(Excerpts from an interface dataset)
--- START ---
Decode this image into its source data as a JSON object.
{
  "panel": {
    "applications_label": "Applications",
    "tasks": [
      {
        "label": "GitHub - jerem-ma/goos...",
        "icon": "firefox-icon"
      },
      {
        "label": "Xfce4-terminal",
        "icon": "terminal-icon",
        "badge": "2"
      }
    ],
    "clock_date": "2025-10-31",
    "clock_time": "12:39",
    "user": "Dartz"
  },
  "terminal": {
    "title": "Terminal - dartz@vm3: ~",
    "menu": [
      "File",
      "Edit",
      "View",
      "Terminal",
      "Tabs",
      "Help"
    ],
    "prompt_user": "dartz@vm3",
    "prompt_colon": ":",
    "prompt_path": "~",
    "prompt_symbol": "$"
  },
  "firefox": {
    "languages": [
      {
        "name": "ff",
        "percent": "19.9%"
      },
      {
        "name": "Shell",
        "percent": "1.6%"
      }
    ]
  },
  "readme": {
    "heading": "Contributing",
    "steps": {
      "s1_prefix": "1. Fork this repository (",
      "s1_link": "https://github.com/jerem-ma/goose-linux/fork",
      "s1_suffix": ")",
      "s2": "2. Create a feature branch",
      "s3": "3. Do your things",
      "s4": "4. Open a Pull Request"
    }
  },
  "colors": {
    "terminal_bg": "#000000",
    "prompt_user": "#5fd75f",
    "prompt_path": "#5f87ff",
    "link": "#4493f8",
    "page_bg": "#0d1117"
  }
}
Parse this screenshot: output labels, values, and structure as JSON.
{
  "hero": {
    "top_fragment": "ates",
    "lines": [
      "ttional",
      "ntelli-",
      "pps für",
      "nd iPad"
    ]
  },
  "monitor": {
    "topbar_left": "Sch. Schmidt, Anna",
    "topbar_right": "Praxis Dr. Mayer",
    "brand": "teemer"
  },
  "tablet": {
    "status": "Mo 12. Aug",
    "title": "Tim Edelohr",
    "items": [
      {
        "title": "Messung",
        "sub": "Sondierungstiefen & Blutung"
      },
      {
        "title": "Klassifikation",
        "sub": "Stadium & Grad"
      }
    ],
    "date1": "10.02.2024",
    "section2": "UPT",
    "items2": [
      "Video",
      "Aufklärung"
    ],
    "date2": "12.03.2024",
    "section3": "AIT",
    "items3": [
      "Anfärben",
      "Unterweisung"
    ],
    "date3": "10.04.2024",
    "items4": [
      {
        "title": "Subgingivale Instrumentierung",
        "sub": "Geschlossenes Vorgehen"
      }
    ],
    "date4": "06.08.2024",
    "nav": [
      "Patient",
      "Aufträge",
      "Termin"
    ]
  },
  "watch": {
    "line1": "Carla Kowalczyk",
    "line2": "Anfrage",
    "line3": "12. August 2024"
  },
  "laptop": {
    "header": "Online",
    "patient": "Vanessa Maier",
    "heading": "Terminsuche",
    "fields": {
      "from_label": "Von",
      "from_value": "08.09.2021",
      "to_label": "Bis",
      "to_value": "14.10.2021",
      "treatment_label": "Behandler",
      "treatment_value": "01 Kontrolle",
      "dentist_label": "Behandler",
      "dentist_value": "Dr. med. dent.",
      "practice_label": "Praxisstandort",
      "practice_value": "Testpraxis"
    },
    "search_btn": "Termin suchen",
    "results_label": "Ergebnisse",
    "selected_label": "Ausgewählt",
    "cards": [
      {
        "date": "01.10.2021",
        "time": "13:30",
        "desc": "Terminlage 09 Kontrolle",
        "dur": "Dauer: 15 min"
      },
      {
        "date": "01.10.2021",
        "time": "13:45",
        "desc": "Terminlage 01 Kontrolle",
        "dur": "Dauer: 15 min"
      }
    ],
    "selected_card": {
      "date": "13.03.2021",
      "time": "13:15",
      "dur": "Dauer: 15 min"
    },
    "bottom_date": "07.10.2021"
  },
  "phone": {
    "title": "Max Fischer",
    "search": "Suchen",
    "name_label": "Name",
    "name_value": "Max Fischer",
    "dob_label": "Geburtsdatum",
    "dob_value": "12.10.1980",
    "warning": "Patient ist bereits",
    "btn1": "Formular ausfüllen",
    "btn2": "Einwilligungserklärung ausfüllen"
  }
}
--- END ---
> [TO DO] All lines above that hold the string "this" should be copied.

> [EXPECTED ANSWER]
Decode this image into its source data as a JSON object.
      "s1_prefix": "1. Fork this repository (",
Parse this screenshot: output labels, values, and structure as JSON.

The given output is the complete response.